Encourage Customers to Touch the Products
Head Off Concerns About Touching Products

Wednesday, March 2, 2011

Miniaturize for Profitability

A Cincinnati Enquirer article this week announced that hometown heavy hitter Procter & Gamble is now selling compacted powder laundry detergents at Target stores nationwide. Concentrated powders are more popular in Europe and less-developed countries than in the U.S., where progressively more concentrated liquid detergents have been sold for some time.
     As with the liquids, the concentrated powders allow for smaller, lighter packages. Miniaturizing has many advantages for retailers. For instance, you can carry and store more products in the same space. To realize the full profitability advantages, though, frame any advantages as benefits for consumers.
  • Smaller, lighter packages mean lower transportation costs when you order from suppliers and mean lower expenditures when you ship to your customers. With many products, like toys and games, smaller size generally means lower manufacturing costs. Look for ways to use these economies to drop item prices and then advertise the reductions to shoppers.
  • Smaller packages mean less packaging material.
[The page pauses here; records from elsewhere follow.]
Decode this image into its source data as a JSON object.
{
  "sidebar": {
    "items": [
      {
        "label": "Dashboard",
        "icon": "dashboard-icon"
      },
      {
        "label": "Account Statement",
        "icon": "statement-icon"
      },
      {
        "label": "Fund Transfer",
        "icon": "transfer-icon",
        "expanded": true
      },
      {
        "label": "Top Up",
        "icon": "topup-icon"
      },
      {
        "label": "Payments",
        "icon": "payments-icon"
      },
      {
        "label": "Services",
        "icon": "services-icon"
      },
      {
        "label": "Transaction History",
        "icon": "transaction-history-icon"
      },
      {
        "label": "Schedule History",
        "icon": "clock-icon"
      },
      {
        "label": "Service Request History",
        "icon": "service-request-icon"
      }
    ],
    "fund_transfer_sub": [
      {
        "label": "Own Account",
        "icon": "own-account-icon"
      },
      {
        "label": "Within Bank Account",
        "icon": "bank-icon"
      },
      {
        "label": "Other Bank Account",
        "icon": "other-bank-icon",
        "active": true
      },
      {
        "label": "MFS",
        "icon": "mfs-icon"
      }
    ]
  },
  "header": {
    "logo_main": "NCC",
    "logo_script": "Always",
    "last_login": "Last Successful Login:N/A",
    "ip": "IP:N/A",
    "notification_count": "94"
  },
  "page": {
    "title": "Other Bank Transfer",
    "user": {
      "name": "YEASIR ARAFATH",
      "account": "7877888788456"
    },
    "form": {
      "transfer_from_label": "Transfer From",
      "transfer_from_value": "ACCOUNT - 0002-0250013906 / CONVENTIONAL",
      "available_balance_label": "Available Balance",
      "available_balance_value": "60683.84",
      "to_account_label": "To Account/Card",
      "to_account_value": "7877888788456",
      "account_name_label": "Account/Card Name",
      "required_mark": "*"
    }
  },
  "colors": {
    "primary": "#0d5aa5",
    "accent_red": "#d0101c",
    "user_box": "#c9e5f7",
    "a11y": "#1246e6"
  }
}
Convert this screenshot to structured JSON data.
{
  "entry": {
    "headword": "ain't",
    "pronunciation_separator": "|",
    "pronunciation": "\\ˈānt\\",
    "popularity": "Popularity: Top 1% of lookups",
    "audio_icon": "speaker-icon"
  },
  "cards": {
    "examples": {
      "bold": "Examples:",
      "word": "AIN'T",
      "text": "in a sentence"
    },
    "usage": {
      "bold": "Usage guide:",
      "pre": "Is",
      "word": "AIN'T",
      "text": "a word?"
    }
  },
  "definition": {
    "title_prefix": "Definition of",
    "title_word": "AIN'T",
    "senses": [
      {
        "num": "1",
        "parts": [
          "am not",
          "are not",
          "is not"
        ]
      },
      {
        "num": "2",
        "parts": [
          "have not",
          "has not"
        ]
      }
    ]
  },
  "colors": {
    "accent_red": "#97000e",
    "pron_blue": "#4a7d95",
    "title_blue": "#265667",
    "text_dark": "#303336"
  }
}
Although consumer interest in going green has eased somewhat in this recession, environmental consciousness is still a selling point.
  • Because of the popularity of consumer electronics, reduced size is associated in the shopper’s mind with innovative improvements. Leverage those associations by introducing at least a small product advance in the miniature. P&G says that the Tide formula removes stains better than the older version, and the new Gain features “perfume microcapsules” to boost the aroma of freshness.
     When introducing miniature versions of products, make it easy for the consumer to adjust usage habits in ways that will allow them to realize the full advantages. The scoop that P&G places inside each concentrated powder detergent box has revised marks for amounts to be used. Unless such changes are abundantly clear, shoppers will readily say you’re charging them the same for less.
     Miniaturizing works not just with products, but also with services. If you can deliver the service more quickly, that can be more valuable to today’s multitasking consumer.
     Here, though, pointing out the benefits can be challenging. Consumer behavior research at University of Singapore and University of Toronto found that when service duration is shorter than the customer expected, the customer thinks the service is inferior. But researchers at University of Michigan found that quickness can imply higher quality to the consumer when the retailer points out how each person and each process was so refined that no time was wasted.

Click below for more:
Explain How Quick Service is Worth More
Explain Delivery Time as Quality/Talent
Look to Toys & Games for Retailing Trends